» The problem
Retype the data that follows exactly. No pictures belong in the copy.

(Element data from apps and pages)
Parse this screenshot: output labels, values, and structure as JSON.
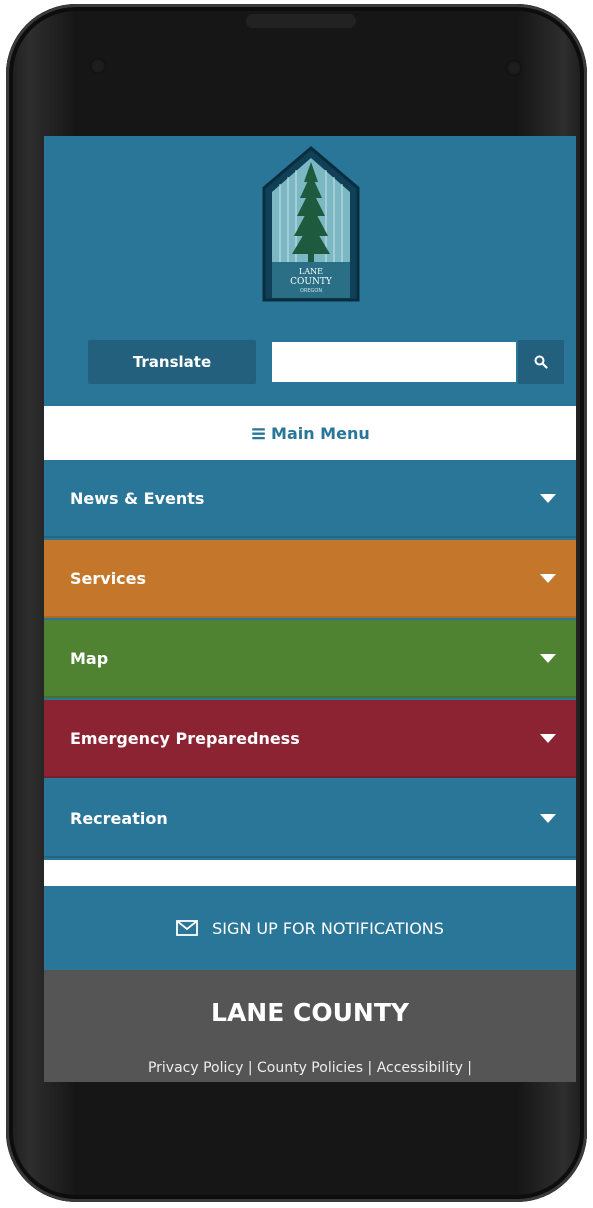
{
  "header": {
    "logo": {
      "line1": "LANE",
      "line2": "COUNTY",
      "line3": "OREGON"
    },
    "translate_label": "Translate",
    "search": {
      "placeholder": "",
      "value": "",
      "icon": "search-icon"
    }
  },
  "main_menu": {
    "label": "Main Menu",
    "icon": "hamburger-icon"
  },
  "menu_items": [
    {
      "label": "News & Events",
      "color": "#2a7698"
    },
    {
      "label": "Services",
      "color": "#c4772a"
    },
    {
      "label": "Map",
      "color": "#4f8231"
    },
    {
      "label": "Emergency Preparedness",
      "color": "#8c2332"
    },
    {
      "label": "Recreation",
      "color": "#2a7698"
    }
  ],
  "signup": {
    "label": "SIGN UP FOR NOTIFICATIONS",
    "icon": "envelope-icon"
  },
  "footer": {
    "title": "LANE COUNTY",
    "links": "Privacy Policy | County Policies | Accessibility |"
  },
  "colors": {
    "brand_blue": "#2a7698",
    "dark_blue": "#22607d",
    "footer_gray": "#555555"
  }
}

» Exercise answer
Parse this screenshot: output labels, values, and structure as JSON.
{
  "header": {
    "logo": {
      "line1": "LANE",
      "line2": "COUNTY",
      "line3": "OREGON"
    },
    "translate_label": "Translate",
    "search": {
      "placeholder": "",
      "value": "",
      "icon": "search-icon"
    }
  },
  "main_menu": {
    "label": "Main Menu",
    "icon": "hamburger-icon"
  },
  "menu_items": [
    {
      "label": "News & Events",
      "color": "#2a7698"
    },
    {
      "label": "Services",
      "color": "#c4772a"
    },
    {
      "label": "Map",
      "color": "#4f8231"
    },
    {
      "label": "Emergency Preparedness",
      "color": "#8c2332"
    },
    {
      "label": "Recreation",
      "color": "#2a7698"
    }
  ],
  "signup": {
    "label": "SIGN UP FOR NOTIFICATIONS",
    "icon": "envelope-icon"
  },
  "footer": {
    "title": "LANE COUNTY",
    "links": "Privacy Policy | County Policies | Accessibility |"
  },
  "colors": {
    "brand_blue": "#2a7698",
    "dark_blue": "#22607d",
    "footer_gray": "#555555"
  }
}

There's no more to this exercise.